Civil Procedure Rule 21a allows a party to add three (3) days to any prescribed response period when service of the initial document is accomplished by mail or fax. But not necessarily, according to the El Paso Court of Appeals–at least not when another method of service is also used.
In Amaya v. Enriquez, Amaya filed her expert report in her medical malpractice suit against Dr. Enriquez. Amaya first served the report on counsel for Enriquez by fax. Later that day Amaya also served the report on counsel for Enriquez by hand-delivery. Taking advantage of his statutory right to object to Amaya’s report, Dr. Enriquez filed a motion to dismiss, objecting to the report. Dr. Enriquez’s objection was filed more than the 21 days allowed for by statute. He relied upon Civil Procedure Rule 21a to argue that he was entitled to an additional 3 days to his time period because Amaya had served the report on him by fax.
The court of appeals rejected Dr. Enriquez’s argument, reasoning that the 3-day extension is provided only in connection with mail service and fax service and since Dr. Enriquez had also been served by hand-delivery, the court concluded "there is no logical reason to give the party an additional three days." The court then remanded the case to the trial court. The court’s opinion may be found at this link.

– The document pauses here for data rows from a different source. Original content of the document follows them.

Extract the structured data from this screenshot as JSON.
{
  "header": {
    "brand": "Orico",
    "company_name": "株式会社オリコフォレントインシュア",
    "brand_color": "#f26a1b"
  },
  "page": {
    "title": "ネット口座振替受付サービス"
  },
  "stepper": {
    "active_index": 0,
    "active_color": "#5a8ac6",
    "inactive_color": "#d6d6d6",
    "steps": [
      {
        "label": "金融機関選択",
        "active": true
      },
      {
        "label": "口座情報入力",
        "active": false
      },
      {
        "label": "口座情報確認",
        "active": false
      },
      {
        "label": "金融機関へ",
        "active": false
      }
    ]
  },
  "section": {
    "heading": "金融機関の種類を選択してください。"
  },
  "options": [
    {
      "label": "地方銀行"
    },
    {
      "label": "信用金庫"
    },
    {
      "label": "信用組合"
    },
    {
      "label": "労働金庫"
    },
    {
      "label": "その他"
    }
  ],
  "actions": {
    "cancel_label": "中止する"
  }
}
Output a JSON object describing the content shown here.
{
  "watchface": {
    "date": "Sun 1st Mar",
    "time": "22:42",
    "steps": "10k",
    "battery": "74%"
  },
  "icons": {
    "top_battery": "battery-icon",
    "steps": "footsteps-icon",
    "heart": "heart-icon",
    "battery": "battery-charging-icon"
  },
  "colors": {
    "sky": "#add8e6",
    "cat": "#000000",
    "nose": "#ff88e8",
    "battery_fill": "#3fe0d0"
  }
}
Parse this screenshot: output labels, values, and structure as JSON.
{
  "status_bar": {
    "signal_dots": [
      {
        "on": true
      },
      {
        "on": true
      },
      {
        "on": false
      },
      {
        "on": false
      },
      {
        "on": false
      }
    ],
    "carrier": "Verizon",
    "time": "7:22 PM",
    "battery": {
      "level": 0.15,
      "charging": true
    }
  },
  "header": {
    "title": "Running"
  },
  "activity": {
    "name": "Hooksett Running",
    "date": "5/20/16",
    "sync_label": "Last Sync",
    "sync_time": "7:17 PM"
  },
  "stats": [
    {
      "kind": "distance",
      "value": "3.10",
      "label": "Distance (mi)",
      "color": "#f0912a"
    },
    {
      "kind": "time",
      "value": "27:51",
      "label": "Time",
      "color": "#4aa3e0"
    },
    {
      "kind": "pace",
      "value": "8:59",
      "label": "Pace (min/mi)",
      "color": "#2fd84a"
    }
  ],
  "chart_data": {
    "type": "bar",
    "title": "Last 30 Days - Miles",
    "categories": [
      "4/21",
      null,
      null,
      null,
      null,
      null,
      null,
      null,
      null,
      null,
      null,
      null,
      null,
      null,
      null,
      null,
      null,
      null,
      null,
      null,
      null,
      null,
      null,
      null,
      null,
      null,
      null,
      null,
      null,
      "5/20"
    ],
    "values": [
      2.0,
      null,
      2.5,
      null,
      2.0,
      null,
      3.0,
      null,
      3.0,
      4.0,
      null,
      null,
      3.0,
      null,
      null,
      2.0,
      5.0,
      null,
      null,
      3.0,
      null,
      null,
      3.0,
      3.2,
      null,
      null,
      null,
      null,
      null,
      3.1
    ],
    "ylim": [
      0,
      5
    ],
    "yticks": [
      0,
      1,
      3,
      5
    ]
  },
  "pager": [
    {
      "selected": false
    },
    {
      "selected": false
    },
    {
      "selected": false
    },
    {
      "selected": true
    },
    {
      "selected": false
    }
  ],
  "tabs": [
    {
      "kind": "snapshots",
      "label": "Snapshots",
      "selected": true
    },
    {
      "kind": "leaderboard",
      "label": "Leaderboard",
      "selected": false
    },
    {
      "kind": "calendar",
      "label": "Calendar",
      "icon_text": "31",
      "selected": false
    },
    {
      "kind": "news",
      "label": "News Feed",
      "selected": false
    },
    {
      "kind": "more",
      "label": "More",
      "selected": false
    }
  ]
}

It is unclear whether Dr. Enriquez may have argued that he should be exempt from this judicially-crafted rule given that it was a case of first impression or whether he argued that the court of appeals should have chosen the longer period for response over the shorter to ensure the "just, fair, equitable and impartial adjudication of rights of litigants" protected by Civil Procedure Rule 1.